4. Why does the feedback sometimes give contradictory information?
Sometimes the feedback will give respondents apparently contradictory feedback. This is an unfortunate consequence of making generalizations. Quite often, individuals cannot be captured by the general trends derived from analyses of large numbers of people. Of course, while our generalizations do get it wrong sometimes they tend to get it right more often than not.
5. Why were there questions about location?
As part of our research we’re interested in regional differences in personality. Some of our analyses suggest that people living in different regions of the U.S. have different personalities. To develop an understanding of the nature of those differences, we’ve examined the links between a region’s personality and various features of its environment. For example, we find that a state’s personality is related to precipitation (places with higher precipitation have higher rates of Neuroticism), population density (dense areas are associated with higher Openness and lower Agreeableness), ethnic diversity (diversity is related to higher Openness), and a host of other findings ranging from voting behavior to health and mortality. One question that arises from this is whether the environment shapes personality, or whether people select environments that reinforce their personalities, or whether some other variable affects both personality and the other factors. It could be that people high in Openness move to places that are densely populated and culturally diverse. Alternatively, living in densely populated and culturally diverse place may cause people to become more open. The reason why we currently ask about birthplace, place of residence, and how long participants lived in each is so that we can examine this issue of the causal direction between personality and environment.
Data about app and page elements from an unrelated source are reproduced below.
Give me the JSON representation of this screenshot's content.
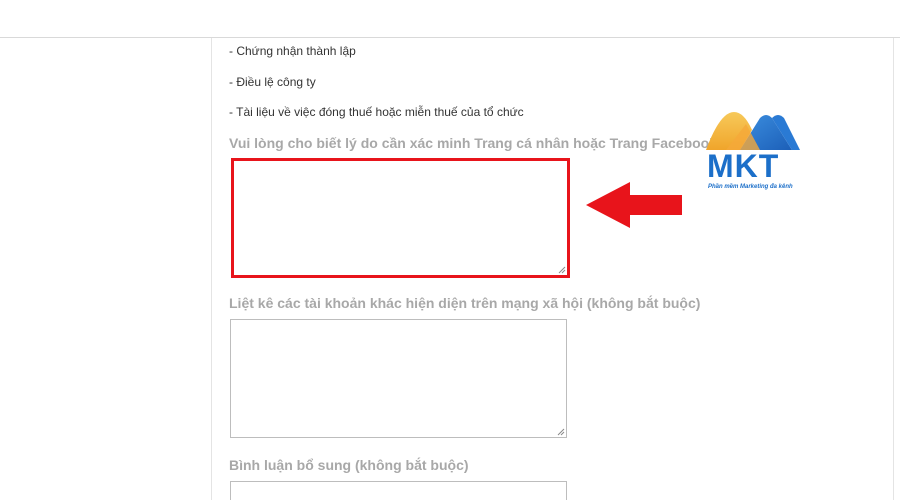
{
  "documents": [
    "- Chứng nhận thành lập",
    "- Điều lệ công ty",
    "- Tài liệu về việc đóng thuế hoặc miễn thuế của tổ chức"
  ],
  "fields": {
    "reason": {
      "label": "Vui lòng cho biết lý do cần xác minh Trang cá nhân hoặc Trang Facebook",
      "value": ""
    },
    "social_accounts": {
      "label": "Liệt kê các tài khoản khác hiện diện trên mạng xã hội (không bắt buộc)",
      "value": ""
    },
    "comments": {
      "label": "Bình luận bổ sung (không bắt buộc)",
      "value": ""
    }
  },
  "logo": {
    "name": "MKT",
    "tagline": "Phần mềm Marketing đa kênh"
  },
  "colors": {
    "highlight": "#e8141b",
    "label": "#a8a8a8",
    "logo_blue": "#1c6fc9",
    "logo_yellow": "#f5b53c"
  },
  "icons": {
    "arrow": "arrow-left-icon"
  }
}
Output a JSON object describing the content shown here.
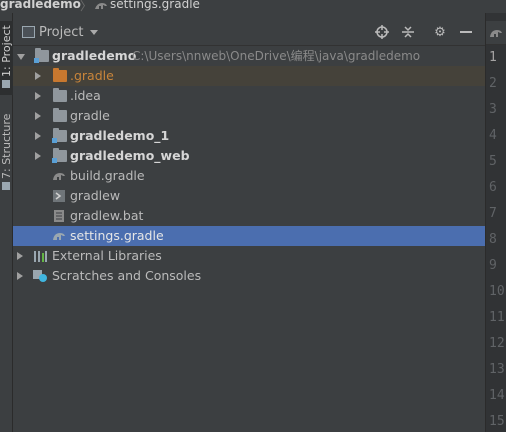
{
  "breadcrumb": {
    "project": "gradledemo",
    "file": "settings.gradle"
  },
  "toolstrip": {
    "project_tab": "1: Project",
    "structure_tab": "7: Structure"
  },
  "panel": {
    "title": "Project",
    "root": {
      "name": "gradledemo",
      "path": "C:\\Users\\nnweb\\OneDrive\\编程\\java\\gradledemo"
    },
    "items": [
      {
        "label": ".gradle"
      },
      {
        "label": ".idea"
      },
      {
        "label": "gradle"
      },
      {
        "label": "gradledemo_1"
      },
      {
        "label": "gradledemo_web"
      },
      {
        "label": "build.gradle"
      },
      {
        "label": "gradlew"
      },
      {
        "label": "gradlew.bat"
      },
      {
        "label": "settings.gradle"
      }
    ],
    "external_libraries": "External Libraries",
    "scratches": "Scratches and Consoles"
  },
  "colors": {
    "selection": "#4b6eaf",
    "highlight": "#45423a",
    "orange_folder": "#c8782f"
  },
  "gutter": {
    "lines": [
      "1",
      "2",
      "3",
      "4",
      "5",
      "6",
      "7",
      "8",
      "9",
      "10",
      "11",
      "12",
      "13",
      "14",
      "15"
    ]
  }
}
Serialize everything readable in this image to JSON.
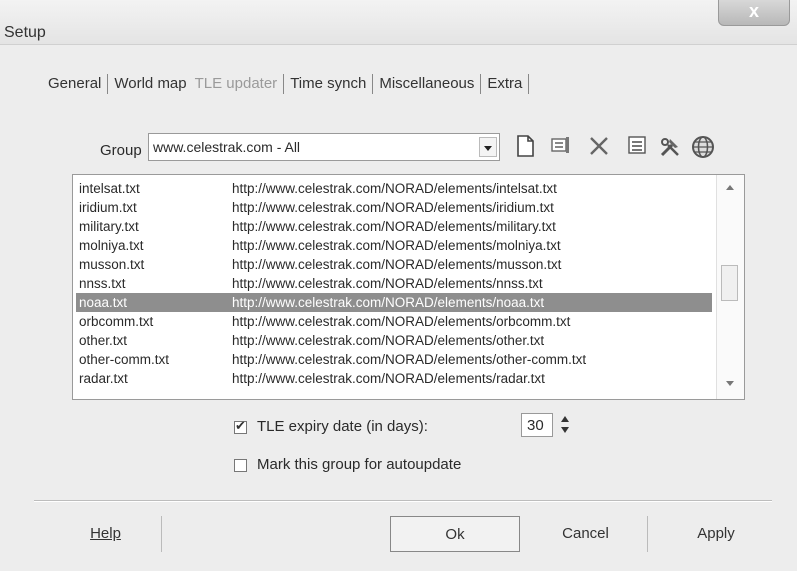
{
  "window": {
    "title": "Setup",
    "close_label": "x"
  },
  "tabs": [
    {
      "label": "General"
    },
    {
      "label": "World map"
    },
    {
      "label": "TLE updater"
    },
    {
      "label": "Time synch"
    },
    {
      "label": "Miscellaneous"
    },
    {
      "label": "Extra"
    }
  ],
  "group": {
    "label": "Group",
    "value": "www.celestrak.com - All"
  },
  "toolbar_icons": [
    "new-file-icon",
    "edit-icon",
    "delete-icon",
    "list-icon",
    "tools-icon",
    "globe-icon"
  ],
  "list": {
    "rows": [
      {
        "name": "intelsat.txt",
        "url": "http://www.celestrak.com/NORAD/elements/intelsat.txt"
      },
      {
        "name": "iridium.txt",
        "url": "http://www.celestrak.com/NORAD/elements/iridium.txt"
      },
      {
        "name": "military.txt",
        "url": "http://www.celestrak.com/NORAD/elements/military.txt"
      },
      {
        "name": "molniya.txt",
        "url": "http://www.celestrak.com/NORAD/elements/molniya.txt"
      },
      {
        "name": "musson.txt",
        "url": "http://www.celestrak.com/NORAD/elements/musson.txt"
      },
      {
        "name": "nnss.txt",
        "url": "http://www.celestrak.com/NORAD/elements/nnss.txt"
      },
      {
        "name": "noaa.txt",
        "url": "http://www.celestrak.com/NORAD/elements/noaa.txt",
        "selected": true
      },
      {
        "name": "orbcomm.txt",
        "url": "http://www.celestrak.com/NORAD/elements/orbcomm.txt"
      },
      {
        "name": "other.txt",
        "url": "http://www.celestrak.com/NORAD/elements/other.txt"
      },
      {
        "name": "other-comm.txt",
        "url": "http://www.celestrak.com/NORAD/elements/other-comm.txt"
      },
      {
        "name": "radar.txt",
        "url": "http://www.celestrak.com/NORAD/elements/radar.txt"
      }
    ]
  },
  "options": {
    "expiry_label": "TLE expiry date (in days):",
    "expiry_checked": true,
    "expiry_value": "30",
    "autoupdate_label": "Mark this group for autoupdate",
    "autoupdate_checked": false
  },
  "buttons": {
    "help": "Help",
    "ok": "Ok",
    "cancel": "Cancel",
    "apply": "Apply"
  }
}
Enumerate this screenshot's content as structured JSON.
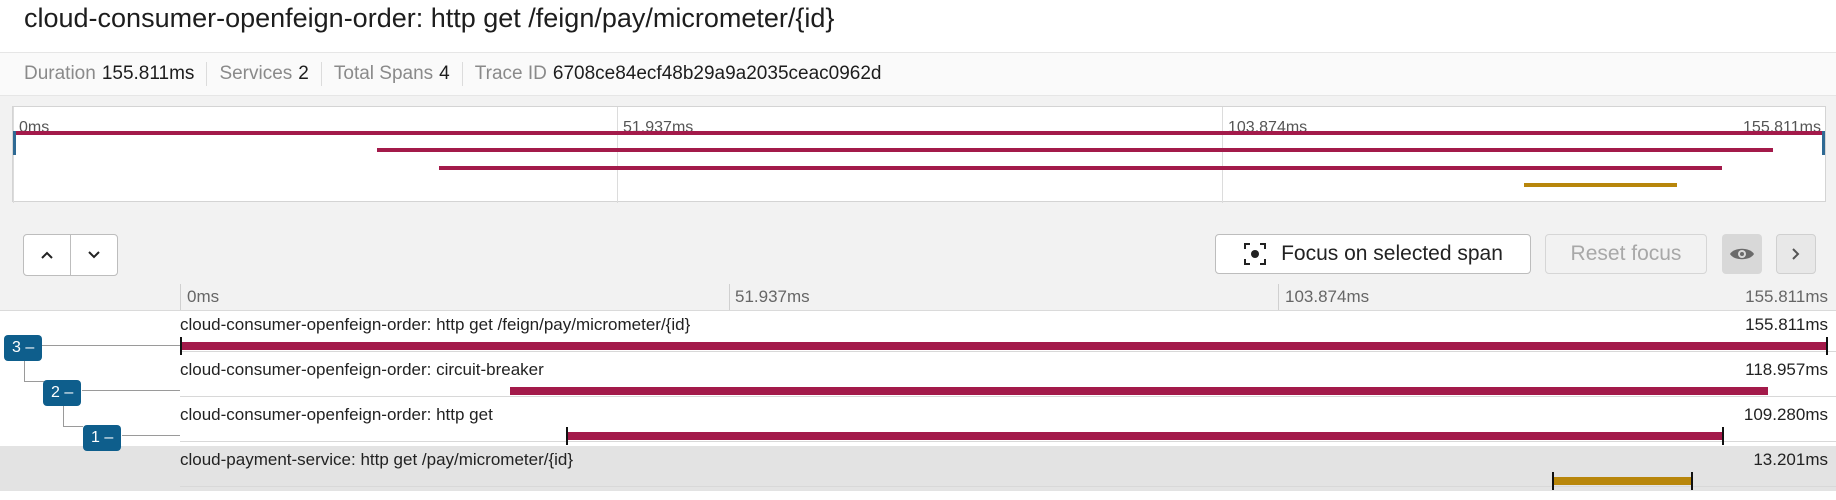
{
  "trace": {
    "title": "cloud-consumer-openfeign-order: http get /feign/pay/micrometer/{id}",
    "stats": [
      {
        "key": "Duration",
        "value": "155.811ms"
      },
      {
        "key": "Services",
        "value": "2"
      },
      {
        "key": "Total Spans",
        "value": "4"
      },
      {
        "key": "Trace ID",
        "value": "6708ce84ecf48b29a9a2035ceac0962d"
      }
    ]
  },
  "minimap": {
    "ticks": [
      "0ms",
      "51.937ms",
      "103.874ms",
      "155.811ms"
    ]
  },
  "toolbar": {
    "up_icon": "chevron-up-icon",
    "down_icon": "chevron-down-icon",
    "focus_label": "Focus on selected span",
    "focus_icon": "focus-target-icon",
    "reset_label": "Reset focus",
    "eye_icon": "eye-icon",
    "next_icon": "chevron-right-icon"
  },
  "timeline": {
    "ticks": [
      "0ms",
      "51.937ms",
      "103.874ms",
      "155.811ms"
    ]
  },
  "badges": [
    "3 –",
    "2 –",
    "1 –"
  ],
  "spans": [
    {
      "name": "cloud-consumer-openfeign-order: http get /feign/pay/micrometer/{id}",
      "duration": "155.811ms",
      "color": "#a31a4a"
    },
    {
      "name": "cloud-consumer-openfeign-order: circuit-breaker",
      "duration": "118.957ms",
      "color": "#a31a4a"
    },
    {
      "name": "cloud-consumer-openfeign-order: http get",
      "duration": "109.280ms",
      "color": "#a31a4a"
    },
    {
      "name": "cloud-payment-service: http get /pay/micrometer/{id}",
      "duration": "13.201ms",
      "color": "#b8860b"
    }
  ]
}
We ask people how much they like/liked living in a certain place because we’re interested in whether people prefer living in regions where their personalities “match” the personality of the region. If, for example, a person is open and disagreeable, would he or she prefer living in a place where the average person is also open and disagreeable, or in a place where the average person is narrow minded and agreeable? This idea draws from research on person-environment fit, which indicates that people seek and create environments that reflect and reinforce their dispositions and self-views. Fit between persons and their environments has been linked to a wide range of physical and mental health consequences.
6. Where can I learn more about the Big Five?
http://www.personalitylab.org/: This site has a number of Big Five-based studies from Dr. Oliver John’s group at UC Berkeley.
http://www.personalityresearch.org/: This provides an accessible overview of the academic field of personality.
http://www.rap.ucr.edu/: Home page of lab of very well respected researcher – will give you an idea what it is personality researchers do!
http://webspace.ship.edu/cgboer/perscontents.html: An online textbook that will give the reader a basic background on personality psychology.
http://homepage.psy.utexas.edu/homepage/faculty/gosling/: One of this site’s researcher’s homepage, which contains more information and results from studies using data from this site
We extend our thanks to some of the above sites for providing occasional sponsorship that allows outofservice.com to remain online.
Finally, The following citation may be of use to those interested in understanding more about the Big Five: John, O. P., & Srivastava, S. (1999). The Big Five trait taxonomy: History, measurement, and theoretical perspectives. In L. A. Pervin, & O. P. John (Eds.), Handbook of personality: Theory and research (pp. 102-138). New York: Guilford Press.